Citi Bike ridership soars but inconsistent service ‘raises serious alarm bells’: Comptroller

Citi Bike has consistently fallen below mandated standards, causing service issues that disproportionately impact Black, Latino, and low-income users even as ridership surged to an all time high, according to a new report from the NYC Comptroller.

| 17 Nov 2023 | 03:31

Earlier this month, the mayor’s office publicized plans to expand the Citi Bike program as 2023 ridership rates have reached all-time highs, breaking annual, monthly, and daily records in just the past three months.

But the bike share service has been plagued with issues ranging from lengthy station outages to unusable bikes, according to a new report from the New York City Comptroller Brand Lander’s office. Moreover, these issues are disproportionately affecting Black, Latino, and low-income communities at the margins of Citi Bike service areas, such as parts of the Bronx, upper Manhattan, and Brooklyn.

The report attributes Citi Bike’s unreliable service to poorer maintenance practices on the part of Lyft, the ride-hailing company that also operates the bike share program. Through analyzing Citi Bike’s monthly performance reports and live data collected through June and July, the comptroller’s office found that the program’s bikes have not been moved frequently enough to ensure even distribution across the system. Each bike was moved an average of just 26 times in 2022, a steep drop from an average of over 100 annual moves per bike from 2014 to 2018, before Lyft acquired the bike share system.

This has caused stations to either stay empty or full for too long, leaving riders with no usable bikes, or nowhere to dock their bikes. In either scenario, the station becomes unavailable for the user’s intended purpose.

These issues were more often encountered by residents of neighborhoods on the outer edges of Citi Bike’s service area in upper Manhattan, the Bronx, Queens, and Brooklyn. In the Bronx, stations remained empty for more than twice as long as stations in Manhattan on average, according to the report’s findings. And of the bikes docked at stations in the Bronx, twice as many were disabled or broken compared to those in other boroughs. For almost all of the stations in the Bronx and upper Manhattan, service is “chronically poor,” says the report.

These underserviced stations tend to be concentrated in neighborhoods with populations that are Black, Latino, and/or low-income, the report notes — groups already affected by transit inequities. While Citi Bike has sought to make the service more accessible to lower income users through membership discounts and price caps, those initiatives aren’t useful if the bikes don’t function.

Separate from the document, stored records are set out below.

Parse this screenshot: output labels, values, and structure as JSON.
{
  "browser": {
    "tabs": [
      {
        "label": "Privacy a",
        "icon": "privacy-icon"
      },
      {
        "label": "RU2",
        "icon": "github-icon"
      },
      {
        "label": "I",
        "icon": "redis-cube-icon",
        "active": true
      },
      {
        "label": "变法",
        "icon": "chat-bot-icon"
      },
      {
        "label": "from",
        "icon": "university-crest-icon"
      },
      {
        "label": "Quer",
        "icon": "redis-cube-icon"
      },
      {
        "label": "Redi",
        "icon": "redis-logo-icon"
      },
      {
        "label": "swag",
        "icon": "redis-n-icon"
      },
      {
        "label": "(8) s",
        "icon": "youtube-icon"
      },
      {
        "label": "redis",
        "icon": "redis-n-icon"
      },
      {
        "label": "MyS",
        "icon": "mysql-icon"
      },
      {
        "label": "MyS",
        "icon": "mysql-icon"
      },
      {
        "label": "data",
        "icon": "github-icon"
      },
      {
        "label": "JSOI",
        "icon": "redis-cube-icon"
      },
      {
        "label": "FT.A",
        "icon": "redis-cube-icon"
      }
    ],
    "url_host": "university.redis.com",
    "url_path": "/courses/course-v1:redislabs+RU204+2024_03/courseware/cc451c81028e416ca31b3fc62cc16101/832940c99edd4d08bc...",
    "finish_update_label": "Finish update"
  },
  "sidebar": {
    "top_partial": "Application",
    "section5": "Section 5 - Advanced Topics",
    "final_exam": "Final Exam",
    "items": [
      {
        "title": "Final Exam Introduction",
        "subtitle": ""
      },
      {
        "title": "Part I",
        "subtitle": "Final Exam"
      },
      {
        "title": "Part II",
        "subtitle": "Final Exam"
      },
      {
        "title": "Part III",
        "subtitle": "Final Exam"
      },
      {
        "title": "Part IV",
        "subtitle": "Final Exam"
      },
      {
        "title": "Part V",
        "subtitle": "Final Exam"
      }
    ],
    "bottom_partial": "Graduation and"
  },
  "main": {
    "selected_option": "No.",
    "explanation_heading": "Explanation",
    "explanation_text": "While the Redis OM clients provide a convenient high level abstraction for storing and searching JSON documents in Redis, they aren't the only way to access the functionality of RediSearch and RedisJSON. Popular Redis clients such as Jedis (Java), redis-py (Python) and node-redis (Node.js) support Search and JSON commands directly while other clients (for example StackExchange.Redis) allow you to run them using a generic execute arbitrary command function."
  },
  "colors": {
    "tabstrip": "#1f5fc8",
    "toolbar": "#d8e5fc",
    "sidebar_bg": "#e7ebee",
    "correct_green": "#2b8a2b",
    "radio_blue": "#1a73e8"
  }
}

As Citi Bike becomes an indispensable part of the city’s public transit ecosystem, inconsistent and inequitable service is a pressing concern. “Lyft’s failure to deliver reliable service raises serious alarm bells,” writes the comptroller’s office.

Citi Bike is a public-private partnership: Lyft funds and maintains the program with private money, while the city provides sidewalk space for its stations and the Department of Transportation regulates its operations. Lyft’s contract with the city includes penalties for failures to meet performance standards, but the transportation department has often chosen not to enforce them, according to the report. Should the standards be enforced, the comptroller’s office estimates that Citi Bike would be on the hook for $812,000 in fines for its failures in June and July alone.

Lyft did not respond to our request for comment, though Gothamist reported that Lyft “disputed some of the comptroller’s assertions, saying that bike maintenance has not decreased; suggesting that low ridership in some areas is due to lower population density; and pointing out that Lyft took over the program in December 2018 so that entire year’s data should not be attributed to the company.” A spokesperson for the Department of Transportation did not respond to our request for comment, either.

Lyft is currently embroiled in financial turmoil. In February, its stock was in free-fall; in March, its co-founders resigned; and in April, it laid off over a quarter of its workforce. Rumors of a potential bankruptcy have swirled since, and in July, the Wall Street Journal reported that Lyft was seeking to sell off its Citi Bike fleet or partner with an investor. Though the company’s third-quarter revenues beat expectations, its stock price has continued to fall. This month’s Citi Bike expansion announcement, which includes a plan to double the number of e-bikes in the program’s fleet, comes at a turbulent time for the company.

The comptroller’s report concludes that the city should secure Citi Bike’s future against this volatility. “The potential sale of the system and shifts in the bike and micro mobility market leave Citi Bike in a precarious position,” it says. “If a new operator could step in at any time, the City must act to stabilize the system and ensure better performance outcomes.”

“The potential sale of the system and shifts in the bike and micro mobility market leave Citi Bike in a precarious position.” NYC Comptroller’s Report on Citi Bike